While politicians debated a points-based system for immigrants in the early 1970s, Scarfolk went a step further and introduced a similar system for existing citizens.
The council didn’t see why it should be burdened with unimportant, objectionable people.
Surprisingly, many citizens had never even entertained the idea that their country of birth was purely accidental and that their value to society might be lower than that of a pack of disposable nappies or a plate of tripe*, nevermind better educated, more civilised foreigners.

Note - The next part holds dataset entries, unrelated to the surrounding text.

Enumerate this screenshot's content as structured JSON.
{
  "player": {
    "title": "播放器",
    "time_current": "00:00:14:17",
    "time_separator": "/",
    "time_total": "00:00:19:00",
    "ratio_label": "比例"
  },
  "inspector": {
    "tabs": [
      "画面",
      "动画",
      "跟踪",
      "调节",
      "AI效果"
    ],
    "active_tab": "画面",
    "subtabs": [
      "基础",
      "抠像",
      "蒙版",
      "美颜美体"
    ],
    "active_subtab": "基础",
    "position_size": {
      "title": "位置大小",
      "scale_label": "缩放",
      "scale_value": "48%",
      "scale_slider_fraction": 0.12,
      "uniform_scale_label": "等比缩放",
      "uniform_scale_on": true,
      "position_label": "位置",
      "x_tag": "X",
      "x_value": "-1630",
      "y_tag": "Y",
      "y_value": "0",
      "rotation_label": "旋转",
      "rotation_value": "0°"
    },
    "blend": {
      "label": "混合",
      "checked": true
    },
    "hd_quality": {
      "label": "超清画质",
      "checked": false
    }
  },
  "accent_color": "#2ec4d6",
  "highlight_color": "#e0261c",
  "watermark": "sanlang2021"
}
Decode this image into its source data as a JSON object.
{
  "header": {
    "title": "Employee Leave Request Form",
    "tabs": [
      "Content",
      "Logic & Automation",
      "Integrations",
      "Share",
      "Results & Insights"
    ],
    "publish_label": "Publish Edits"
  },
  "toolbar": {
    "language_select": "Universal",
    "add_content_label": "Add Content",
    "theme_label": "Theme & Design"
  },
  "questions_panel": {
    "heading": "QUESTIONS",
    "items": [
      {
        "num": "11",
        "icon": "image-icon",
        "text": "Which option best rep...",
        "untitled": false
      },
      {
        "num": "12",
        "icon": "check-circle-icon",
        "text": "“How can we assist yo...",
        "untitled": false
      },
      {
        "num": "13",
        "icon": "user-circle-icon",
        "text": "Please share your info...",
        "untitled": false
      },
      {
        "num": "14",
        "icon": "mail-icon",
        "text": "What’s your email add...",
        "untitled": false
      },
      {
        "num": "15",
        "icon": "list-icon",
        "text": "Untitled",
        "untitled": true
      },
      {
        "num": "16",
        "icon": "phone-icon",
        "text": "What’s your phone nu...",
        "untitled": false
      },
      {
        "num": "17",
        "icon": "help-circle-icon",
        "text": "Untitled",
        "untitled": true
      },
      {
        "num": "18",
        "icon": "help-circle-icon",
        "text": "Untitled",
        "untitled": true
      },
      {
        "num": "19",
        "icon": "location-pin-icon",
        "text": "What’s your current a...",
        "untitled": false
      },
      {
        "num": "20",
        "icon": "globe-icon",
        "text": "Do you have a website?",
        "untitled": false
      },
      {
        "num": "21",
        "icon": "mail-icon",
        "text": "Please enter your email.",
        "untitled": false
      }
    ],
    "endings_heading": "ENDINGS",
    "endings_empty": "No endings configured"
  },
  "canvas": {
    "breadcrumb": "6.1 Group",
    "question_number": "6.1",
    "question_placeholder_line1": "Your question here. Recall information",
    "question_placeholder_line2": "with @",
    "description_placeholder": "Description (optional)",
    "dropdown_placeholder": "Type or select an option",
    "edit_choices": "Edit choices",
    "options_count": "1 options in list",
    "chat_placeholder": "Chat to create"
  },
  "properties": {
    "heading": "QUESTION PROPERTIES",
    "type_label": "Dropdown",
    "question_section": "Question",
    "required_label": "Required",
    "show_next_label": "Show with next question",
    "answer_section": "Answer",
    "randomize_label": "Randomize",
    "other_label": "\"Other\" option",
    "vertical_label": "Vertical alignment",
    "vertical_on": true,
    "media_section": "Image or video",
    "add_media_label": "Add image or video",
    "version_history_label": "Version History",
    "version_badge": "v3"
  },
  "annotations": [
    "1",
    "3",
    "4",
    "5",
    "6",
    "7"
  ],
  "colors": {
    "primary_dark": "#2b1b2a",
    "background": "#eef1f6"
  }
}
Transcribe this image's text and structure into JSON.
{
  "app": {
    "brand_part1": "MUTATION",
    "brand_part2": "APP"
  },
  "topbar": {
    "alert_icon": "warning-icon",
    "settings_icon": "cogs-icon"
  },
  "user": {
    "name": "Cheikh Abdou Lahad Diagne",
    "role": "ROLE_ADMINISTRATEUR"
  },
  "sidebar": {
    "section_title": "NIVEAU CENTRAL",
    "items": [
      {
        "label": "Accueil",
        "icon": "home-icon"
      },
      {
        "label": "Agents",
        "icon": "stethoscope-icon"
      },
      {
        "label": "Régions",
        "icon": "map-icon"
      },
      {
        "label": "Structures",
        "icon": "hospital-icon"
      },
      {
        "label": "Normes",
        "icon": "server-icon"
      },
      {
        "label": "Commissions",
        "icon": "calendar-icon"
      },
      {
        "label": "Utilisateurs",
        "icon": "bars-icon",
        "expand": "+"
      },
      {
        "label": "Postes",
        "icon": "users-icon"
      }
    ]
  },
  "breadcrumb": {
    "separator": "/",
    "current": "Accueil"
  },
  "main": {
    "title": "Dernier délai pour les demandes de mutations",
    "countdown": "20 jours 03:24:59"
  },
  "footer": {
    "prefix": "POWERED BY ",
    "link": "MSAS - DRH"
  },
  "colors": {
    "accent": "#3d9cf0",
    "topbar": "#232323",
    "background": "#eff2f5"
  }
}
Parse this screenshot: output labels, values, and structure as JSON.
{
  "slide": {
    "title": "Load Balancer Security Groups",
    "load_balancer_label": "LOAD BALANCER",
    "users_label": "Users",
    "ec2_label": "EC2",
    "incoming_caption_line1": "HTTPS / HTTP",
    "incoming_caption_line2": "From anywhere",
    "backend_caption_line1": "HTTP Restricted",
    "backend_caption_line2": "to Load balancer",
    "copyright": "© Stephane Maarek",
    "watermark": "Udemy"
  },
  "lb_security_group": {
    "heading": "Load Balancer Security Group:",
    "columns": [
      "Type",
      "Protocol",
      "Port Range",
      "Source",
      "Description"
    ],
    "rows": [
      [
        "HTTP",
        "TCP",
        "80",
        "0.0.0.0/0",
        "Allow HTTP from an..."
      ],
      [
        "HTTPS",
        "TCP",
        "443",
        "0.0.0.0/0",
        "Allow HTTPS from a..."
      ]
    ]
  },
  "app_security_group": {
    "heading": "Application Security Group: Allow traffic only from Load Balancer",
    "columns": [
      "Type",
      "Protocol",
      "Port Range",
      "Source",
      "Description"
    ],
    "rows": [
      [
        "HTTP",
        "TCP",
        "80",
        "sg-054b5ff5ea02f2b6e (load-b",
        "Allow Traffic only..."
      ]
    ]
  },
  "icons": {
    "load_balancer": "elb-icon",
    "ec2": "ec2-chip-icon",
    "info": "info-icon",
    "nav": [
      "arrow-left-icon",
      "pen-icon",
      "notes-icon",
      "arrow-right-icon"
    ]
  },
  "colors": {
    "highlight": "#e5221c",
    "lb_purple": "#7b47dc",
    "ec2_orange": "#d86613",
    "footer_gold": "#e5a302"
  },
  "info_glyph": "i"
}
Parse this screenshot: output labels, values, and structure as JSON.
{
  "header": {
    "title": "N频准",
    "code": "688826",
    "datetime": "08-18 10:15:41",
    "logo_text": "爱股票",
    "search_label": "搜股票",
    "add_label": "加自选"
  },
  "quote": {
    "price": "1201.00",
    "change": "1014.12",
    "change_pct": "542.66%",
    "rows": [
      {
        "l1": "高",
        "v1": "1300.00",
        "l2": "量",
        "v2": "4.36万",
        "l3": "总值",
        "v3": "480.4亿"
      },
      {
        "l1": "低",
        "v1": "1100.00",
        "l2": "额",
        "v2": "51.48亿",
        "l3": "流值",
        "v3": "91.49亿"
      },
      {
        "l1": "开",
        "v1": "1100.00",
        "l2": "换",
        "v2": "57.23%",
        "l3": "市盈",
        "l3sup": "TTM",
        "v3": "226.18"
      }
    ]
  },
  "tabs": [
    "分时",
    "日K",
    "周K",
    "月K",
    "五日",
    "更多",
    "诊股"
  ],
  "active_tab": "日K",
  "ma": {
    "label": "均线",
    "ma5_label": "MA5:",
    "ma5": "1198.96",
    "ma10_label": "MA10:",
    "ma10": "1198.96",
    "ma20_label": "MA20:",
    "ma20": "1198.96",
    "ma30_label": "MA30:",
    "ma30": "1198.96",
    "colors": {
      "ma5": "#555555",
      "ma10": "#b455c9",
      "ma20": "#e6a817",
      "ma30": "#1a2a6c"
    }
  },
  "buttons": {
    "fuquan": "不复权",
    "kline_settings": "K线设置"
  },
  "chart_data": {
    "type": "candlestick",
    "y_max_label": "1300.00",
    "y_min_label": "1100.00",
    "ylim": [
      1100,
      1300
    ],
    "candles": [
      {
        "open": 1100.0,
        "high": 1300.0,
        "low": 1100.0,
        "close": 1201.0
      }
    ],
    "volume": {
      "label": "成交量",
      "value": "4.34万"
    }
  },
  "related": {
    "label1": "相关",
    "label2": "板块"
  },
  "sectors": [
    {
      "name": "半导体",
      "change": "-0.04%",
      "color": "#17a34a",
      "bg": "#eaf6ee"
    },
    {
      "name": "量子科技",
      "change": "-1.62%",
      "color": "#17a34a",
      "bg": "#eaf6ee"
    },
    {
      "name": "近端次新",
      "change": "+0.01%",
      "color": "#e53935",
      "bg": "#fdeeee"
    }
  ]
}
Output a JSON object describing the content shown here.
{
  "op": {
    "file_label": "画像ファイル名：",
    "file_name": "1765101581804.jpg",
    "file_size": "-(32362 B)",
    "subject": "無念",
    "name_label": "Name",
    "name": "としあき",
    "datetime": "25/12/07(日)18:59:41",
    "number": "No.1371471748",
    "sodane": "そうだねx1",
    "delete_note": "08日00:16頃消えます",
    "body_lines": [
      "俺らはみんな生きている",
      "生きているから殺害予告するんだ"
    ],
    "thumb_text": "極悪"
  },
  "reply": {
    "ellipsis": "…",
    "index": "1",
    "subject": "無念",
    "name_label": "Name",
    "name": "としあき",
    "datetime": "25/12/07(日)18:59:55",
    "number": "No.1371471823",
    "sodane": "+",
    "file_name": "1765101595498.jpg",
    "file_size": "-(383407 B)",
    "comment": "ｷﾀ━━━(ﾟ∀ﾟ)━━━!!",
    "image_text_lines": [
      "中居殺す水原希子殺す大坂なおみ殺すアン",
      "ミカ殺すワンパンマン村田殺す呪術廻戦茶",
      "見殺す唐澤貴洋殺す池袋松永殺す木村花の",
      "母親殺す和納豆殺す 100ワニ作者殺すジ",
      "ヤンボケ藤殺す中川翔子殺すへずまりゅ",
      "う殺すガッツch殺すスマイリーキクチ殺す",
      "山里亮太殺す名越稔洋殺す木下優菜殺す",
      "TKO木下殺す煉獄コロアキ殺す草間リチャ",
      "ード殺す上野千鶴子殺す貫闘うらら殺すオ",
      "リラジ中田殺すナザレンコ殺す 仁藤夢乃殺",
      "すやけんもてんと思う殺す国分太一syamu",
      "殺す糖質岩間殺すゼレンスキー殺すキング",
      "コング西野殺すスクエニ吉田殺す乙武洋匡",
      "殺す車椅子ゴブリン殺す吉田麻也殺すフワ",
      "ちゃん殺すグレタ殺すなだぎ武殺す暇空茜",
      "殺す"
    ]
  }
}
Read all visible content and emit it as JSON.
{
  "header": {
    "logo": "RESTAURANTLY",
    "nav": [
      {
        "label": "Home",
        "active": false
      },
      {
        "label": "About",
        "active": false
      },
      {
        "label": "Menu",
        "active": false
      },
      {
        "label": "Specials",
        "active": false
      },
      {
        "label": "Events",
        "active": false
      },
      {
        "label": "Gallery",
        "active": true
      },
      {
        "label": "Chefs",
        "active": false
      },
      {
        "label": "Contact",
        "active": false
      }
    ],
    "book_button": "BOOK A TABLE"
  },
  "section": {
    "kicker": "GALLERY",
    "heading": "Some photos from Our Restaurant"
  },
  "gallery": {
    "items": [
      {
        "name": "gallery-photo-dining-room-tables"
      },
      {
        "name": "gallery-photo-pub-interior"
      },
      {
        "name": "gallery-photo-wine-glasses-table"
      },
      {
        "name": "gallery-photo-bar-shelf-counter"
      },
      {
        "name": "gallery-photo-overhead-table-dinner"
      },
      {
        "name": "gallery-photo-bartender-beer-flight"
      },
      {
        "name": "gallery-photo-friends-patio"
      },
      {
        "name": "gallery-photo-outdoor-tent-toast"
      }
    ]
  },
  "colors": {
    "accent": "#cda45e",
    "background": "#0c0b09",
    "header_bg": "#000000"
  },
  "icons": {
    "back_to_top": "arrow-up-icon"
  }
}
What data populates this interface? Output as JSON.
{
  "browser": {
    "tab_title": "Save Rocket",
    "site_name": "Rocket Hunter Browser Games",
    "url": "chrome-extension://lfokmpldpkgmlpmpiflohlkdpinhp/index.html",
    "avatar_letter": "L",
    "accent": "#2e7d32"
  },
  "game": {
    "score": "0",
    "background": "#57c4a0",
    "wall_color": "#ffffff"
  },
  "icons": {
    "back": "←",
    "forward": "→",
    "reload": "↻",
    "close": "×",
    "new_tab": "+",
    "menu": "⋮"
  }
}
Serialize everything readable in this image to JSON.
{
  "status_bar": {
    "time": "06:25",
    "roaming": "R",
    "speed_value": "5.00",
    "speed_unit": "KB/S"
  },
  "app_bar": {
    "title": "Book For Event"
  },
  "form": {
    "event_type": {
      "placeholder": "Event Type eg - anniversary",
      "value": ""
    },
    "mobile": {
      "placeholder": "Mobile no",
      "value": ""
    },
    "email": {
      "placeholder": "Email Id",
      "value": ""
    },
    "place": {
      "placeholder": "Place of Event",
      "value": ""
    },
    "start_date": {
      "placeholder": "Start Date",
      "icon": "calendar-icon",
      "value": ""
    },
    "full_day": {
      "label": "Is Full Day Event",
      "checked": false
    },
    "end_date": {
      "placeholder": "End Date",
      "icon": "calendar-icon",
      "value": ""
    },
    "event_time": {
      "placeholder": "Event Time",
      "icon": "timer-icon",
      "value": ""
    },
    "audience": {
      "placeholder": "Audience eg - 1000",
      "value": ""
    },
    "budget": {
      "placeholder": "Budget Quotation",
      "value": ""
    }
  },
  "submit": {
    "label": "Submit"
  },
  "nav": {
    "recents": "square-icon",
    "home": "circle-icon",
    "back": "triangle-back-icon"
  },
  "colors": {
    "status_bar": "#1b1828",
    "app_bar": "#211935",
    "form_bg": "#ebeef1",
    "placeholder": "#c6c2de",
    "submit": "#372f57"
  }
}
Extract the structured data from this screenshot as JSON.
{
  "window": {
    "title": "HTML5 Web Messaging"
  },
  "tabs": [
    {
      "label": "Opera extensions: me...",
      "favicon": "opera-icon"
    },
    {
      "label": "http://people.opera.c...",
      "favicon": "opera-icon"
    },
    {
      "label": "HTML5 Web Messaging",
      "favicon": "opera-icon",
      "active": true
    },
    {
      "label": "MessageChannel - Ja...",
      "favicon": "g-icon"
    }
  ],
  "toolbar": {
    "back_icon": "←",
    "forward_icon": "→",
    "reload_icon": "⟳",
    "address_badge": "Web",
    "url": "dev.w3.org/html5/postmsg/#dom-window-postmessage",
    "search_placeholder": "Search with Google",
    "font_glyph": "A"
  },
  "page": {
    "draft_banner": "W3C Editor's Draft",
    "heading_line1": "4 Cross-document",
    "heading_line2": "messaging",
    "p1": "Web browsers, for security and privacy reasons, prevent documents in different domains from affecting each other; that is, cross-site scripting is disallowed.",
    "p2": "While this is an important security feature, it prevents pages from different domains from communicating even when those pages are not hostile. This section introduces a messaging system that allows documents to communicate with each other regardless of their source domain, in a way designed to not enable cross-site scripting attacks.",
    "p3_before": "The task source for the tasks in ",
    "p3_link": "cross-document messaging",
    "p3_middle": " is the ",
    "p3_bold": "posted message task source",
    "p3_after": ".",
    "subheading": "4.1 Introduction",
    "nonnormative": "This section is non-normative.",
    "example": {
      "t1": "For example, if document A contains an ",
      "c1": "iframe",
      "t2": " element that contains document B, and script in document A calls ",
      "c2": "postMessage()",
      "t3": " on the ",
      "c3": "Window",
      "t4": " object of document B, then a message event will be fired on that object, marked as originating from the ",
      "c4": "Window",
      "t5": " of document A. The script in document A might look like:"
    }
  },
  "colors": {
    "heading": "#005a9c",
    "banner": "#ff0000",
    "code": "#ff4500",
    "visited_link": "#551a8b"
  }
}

Between 1972 and 1976 thousands of British citizens were deported to an immense raft which floated five miles off the coast of Blackpool. Realising that they were now the foreigners they had previously denigrated, the deportees hurled racist abuse at themselves and each other and frequently got into fights.